There are many paths that leads to Gaupestein. For example, you can go to Gaupesteinmarka by taking the train to Ski in Akershus and take a bus from there (check with the operators).
When we lived in Norway, this area was not too far from home, and we started our hike at the parking at Granerud. We followed the dirt road to Vientjern, a small idyllic lake where you can swim in summertime (with lots of funny tadpoles nibbling at your feet). At some point, we even spent a snowy winter night in a tent there, but that calls for a totally different post.
At Vientjern we stopped to marvel at (and taste) the giant icicles that in winter time hangs several meters down a stone wall next to the path, before following the road leading to the left and away from the lake.

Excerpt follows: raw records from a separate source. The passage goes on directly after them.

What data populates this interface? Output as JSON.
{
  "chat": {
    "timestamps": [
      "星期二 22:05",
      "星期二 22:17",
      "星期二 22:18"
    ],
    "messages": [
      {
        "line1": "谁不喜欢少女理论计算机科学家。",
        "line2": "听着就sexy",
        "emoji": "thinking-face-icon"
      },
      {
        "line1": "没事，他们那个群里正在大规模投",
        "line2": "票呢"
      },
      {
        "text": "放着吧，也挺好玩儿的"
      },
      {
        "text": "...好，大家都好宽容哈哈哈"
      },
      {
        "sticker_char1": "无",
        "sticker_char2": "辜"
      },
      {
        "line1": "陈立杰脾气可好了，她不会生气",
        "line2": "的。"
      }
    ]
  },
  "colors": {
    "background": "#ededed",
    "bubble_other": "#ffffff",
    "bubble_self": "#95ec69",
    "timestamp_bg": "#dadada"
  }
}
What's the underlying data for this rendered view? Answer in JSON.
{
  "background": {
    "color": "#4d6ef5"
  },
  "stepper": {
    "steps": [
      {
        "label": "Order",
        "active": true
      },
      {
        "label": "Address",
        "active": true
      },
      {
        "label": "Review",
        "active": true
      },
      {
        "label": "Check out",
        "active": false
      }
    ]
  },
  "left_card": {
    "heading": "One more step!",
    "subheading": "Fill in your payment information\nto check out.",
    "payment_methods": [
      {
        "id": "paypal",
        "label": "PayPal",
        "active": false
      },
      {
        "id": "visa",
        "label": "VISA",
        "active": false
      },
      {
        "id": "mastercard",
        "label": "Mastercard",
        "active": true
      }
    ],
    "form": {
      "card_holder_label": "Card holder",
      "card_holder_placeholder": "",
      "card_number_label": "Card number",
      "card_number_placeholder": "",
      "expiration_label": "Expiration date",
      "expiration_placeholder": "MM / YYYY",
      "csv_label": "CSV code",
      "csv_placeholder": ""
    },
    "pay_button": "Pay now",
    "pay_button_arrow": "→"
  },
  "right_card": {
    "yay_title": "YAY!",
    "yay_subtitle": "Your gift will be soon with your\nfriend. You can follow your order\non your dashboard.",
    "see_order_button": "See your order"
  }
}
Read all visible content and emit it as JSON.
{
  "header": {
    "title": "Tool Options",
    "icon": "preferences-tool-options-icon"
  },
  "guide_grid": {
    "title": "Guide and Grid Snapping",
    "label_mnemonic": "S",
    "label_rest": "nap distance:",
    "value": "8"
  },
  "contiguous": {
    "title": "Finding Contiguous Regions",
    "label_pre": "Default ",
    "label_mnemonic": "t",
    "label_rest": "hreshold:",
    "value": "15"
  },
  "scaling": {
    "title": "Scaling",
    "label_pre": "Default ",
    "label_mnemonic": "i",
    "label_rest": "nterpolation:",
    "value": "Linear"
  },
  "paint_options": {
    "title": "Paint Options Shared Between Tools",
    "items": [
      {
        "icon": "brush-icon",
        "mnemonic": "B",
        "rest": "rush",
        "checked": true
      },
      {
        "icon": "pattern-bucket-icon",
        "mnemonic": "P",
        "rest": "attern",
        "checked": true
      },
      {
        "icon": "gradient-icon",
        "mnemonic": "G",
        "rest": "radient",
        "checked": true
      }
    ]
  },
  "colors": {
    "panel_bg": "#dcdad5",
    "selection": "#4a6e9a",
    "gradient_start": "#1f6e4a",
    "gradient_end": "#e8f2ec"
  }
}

Even though there wasn’t enough snow to go skiing, we followed the red winter marks on the trees to get there on foot. At the time of our walk, the world was covered in just a thin layer of snow – what we Norwegians call “pyntesnø”. It translates approximately to dress-up snow or make-up snow. There’s no use for it, other than to look at it. It’s pretty. And sometimes that’s exactly what you need.
Wooden spoons – fresh from the tree
When we packed out our gear and got ready to cook some porridge, it was starting to darken, and we realised that all the spoons were left at home. I know where I’ve got my MacGyver gene from though. It didn’t take long until my father was happily whittling away on finely selected wooden sticks that we could find around us. I think we’re both almost happiest when things don’t go exactly as planned – when you must fix the problem with whatever you have at hand. Moral is: Bring a good knife and much can be saved. Bring disposable cutlery in plastic and something might die.
How to sum it up?
We had porridge, hot chocolate and nuts. The spoons looked very much like chubby spatulas, but they worked fine. We went home the way we came. It was dark and wet. Bring extra wool, technical clothing, good hiking boots, head lamps for everyone and extra batteries. Scroll down and you'll find a map.
Have a nice trip!
Questions? Wanting to share? Duke of Edinburgh or plain Jane? Feel free to contact me.